[Component data from apps and pages]
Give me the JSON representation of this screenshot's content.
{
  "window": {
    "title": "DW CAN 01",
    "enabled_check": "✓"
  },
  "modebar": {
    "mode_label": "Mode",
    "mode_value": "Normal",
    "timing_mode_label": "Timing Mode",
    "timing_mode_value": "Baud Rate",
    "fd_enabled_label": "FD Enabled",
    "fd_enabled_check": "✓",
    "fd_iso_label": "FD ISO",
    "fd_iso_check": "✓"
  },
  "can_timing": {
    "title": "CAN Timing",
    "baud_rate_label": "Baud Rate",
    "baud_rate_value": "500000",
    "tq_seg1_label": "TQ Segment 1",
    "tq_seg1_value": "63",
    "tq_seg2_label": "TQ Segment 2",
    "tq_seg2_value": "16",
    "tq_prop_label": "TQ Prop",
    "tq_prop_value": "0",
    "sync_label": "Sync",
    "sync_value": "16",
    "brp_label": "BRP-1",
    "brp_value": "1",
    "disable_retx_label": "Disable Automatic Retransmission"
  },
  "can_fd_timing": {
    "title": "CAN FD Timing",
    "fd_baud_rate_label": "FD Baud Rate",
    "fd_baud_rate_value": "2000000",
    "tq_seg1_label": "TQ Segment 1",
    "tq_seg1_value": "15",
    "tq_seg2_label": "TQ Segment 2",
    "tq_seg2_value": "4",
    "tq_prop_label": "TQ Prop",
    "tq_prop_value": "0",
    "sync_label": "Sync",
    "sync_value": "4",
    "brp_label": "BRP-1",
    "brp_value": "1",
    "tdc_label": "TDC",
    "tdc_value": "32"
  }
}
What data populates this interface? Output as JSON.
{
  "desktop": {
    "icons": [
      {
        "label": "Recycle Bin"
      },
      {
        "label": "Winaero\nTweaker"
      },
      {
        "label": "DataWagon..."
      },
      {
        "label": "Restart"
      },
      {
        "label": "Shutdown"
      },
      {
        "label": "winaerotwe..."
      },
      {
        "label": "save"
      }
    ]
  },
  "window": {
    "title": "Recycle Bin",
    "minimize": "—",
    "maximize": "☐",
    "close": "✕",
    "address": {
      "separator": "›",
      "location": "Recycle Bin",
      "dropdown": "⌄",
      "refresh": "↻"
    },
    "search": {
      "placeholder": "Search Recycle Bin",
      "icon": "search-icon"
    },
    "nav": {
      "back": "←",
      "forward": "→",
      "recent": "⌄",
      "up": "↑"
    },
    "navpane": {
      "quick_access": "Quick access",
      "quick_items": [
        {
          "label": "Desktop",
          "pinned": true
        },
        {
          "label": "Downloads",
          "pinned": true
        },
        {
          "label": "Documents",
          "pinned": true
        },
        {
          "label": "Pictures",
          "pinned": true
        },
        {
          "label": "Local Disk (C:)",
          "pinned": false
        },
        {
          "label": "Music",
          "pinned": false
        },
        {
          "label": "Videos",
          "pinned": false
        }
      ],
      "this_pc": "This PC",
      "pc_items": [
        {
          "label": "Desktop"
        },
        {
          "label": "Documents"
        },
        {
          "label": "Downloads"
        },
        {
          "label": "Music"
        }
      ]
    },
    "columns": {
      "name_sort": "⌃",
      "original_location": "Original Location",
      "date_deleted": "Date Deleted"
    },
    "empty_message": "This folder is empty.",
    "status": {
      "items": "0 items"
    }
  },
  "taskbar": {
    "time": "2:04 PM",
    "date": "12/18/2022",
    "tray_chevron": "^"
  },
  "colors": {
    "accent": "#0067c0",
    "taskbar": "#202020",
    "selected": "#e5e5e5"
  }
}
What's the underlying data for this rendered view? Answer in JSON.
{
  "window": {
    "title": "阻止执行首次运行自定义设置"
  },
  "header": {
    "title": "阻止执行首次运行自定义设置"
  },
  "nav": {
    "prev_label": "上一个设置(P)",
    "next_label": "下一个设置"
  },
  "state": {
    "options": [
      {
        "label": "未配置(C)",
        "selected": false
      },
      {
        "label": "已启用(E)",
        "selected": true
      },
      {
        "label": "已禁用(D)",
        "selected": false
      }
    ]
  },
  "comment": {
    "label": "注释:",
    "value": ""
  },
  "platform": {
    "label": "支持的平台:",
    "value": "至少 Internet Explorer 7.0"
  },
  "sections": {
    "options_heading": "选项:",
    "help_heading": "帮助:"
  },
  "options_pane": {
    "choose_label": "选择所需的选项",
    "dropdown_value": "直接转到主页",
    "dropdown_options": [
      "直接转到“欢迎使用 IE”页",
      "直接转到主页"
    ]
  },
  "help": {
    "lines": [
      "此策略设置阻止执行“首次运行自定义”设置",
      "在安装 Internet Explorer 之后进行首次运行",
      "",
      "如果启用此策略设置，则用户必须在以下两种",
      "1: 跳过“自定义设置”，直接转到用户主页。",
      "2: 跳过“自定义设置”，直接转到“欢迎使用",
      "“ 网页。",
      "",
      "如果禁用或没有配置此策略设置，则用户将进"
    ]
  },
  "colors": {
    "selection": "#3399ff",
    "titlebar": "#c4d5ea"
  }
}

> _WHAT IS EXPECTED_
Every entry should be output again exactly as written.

> _ANSWER SECTION_
Give me the JSON representation of this screenshot's content.
{
  "window": {
    "title": "DW CAN 01",
    "enabled_check": "✓"
  },
  "modebar": {
    "mode_label": "Mode",
    "mode_value": "Normal",
    "timing_mode_label": "Timing Mode",
    "timing_mode_value": "Baud Rate",
    "fd_enabled_label": "FD Enabled",
    "fd_enabled_check": "✓",
    "fd_iso_label": "FD ISO",
    "fd_iso_check": "✓"
  },
  "can_timing": {
    "title": "CAN Timing",
    "baud_rate_label": "Baud Rate",
    "baud_rate_value": "500000",
    "tq_seg1_label": "TQ Segment 1",
    "tq_seg1_value": "63",
    "tq_seg2_label": "TQ Segment 2",
    "tq_seg2_value": "16",
    "tq_prop_label": "TQ Prop",
    "tq_prop_value": "0",
    "sync_label": "Sync",
    "sync_value": "16",
    "brp_label": "BRP-1",
    "brp_value": "1",
    "disable_retx_label": "Disable Automatic Retransmission"
  },
  "can_fd_timing": {
    "title": "CAN FD Timing",
    "fd_baud_rate_label": "FD Baud Rate",
    "fd_baud_rate_value": "2000000",
    "tq_seg1_label": "TQ Segment 1",
    "tq_seg1_value": "15",
    "tq_seg2_label": "TQ Segment 2",
    "tq_seg2_value": "4",
    "tq_prop_label": "TQ Prop",
    "tq_prop_value": "0",
    "sync_label": "Sync",
    "sync_value": "4",
    "brp_label": "BRP-1",
    "brp_value": "1",
    "tdc_label": "TDC",
    "tdc_value": "32"
  }
}
What data populates this interface? Output as JSON.
{
  "desktop": {
    "icons": [
      {
        "label": "Recycle Bin"
      },
      {
        "label": "Winaero\nTweaker"
      },
      {
        "label": "DataWagon..."
      },
      {
        "label": "Restart"
      },
      {
        "label": "Shutdown"
      },
      {
        "label": "winaerotwe..."
      },
      {
        "label": "save"
      }
    ]
  },
  "window": {
    "title": "Recycle Bin",
    "minimize": "—",
    "maximize": "☐",
    "close": "✕",
    "address": {
      "separator": "›",
      "location": "Recycle Bin",
      "dropdown": "⌄",
      "refresh": "↻"
    },
    "search": {
      "placeholder": "Search Recycle Bin",
      "icon": "search-icon"
    },
    "nav": {
      "back": "←",
      "forward": "→",
      "recent": "⌄",
      "up": "↑"
    },
    "navpane": {
      "quick_access": "Quick access",
      "quick_items": [
        {
          "label": "Desktop",
          "pinned": true
        },
        {
          "label": "Downloads",
          "pinned": true
        },
        {
          "label": "Documents",
          "pinned": true
        },
        {
          "label": "Pictures",
          "pinned": true
        },
        {
          "label": "Local Disk (C:)",
          "pinned": false
        },
        {
          "label": "Music",
          "pinned": false
        },
        {
          "label": "Videos",
          "pinned": false
        }
      ],
      "this_pc": "This PC",
      "pc_items": [
        {
          "label": "Desktop"
        },
        {
          "label": "Documents"
        },
        {
          "label": "Downloads"
        },
        {
          "label": "Music"
        }
      ]
    },
    "columns": {
      "name_sort": "⌃",
      "original_location": "Original Location",
      "date_deleted": "Date Deleted"
    },
    "empty_message": "This folder is empty.",
    "status": {
      "items": "0 items"
    }
  },
  "taskbar": {
    "time": "2:04 PM",
    "date": "12/18/2022",
    "tray_chevron": "^"
  },
  "colors": {
    "accent": "#0067c0",
    "taskbar": "#202020",
    "selected": "#e5e5e5"
  }
}
What's the underlying data for this rendered view? Answer in JSON.
{
  "window": {
    "title": "阻止执行首次运行自定义设置"
  },
  "header": {
    "title": "阻止执行首次运行自定义设置"
  },
  "nav": {
    "prev_label": "上一个设置(P)",
    "next_label": "下一个设置"
  },
  "state": {
    "options": [
      {
        "label": "未配置(C)",
        "selected": false
      },
      {
        "label": "已启用(E)",
        "selected": true
      },
      {
        "label": "已禁用(D)",
        "selected": false
      }
    ]
  },
  "comment": {
    "label": "注释:",
    "value": ""
  },
  "platform": {
    "label": "支持的平台:",
    "value": "至少 Internet Explorer 7.0"
  },
  "sections": {
    "options_heading": "选项:",
    "help_heading": "帮助:"
  },
  "options_pane": {
    "choose_label": "选择所需的选项",
    "dropdown_value": "直接转到主页",
    "dropdown_options": [
      "直接转到“欢迎使用 IE”页",
      "直接转到主页"
    ]
  },
  "help": {
    "lines": [
      "此策略设置阻止执行“首次运行自定义”设置",
      "在安装 Internet Explorer 之后进行首次运行",
      "",
      "如果启用此策略设置，则用户必须在以下两种",
      "1: 跳过“自定义设置”，直接转到用户主页。",
      "2: 跳过“自定义设置”，直接转到“欢迎使用",
      "“ 网页。",
      "",
      "如果禁用或没有配置此策略设置，则用户将进"
    ]
  },
  "colors": {
    "selection": "#3399ff",
    "titlebar": "#c4d5ea"
  }
}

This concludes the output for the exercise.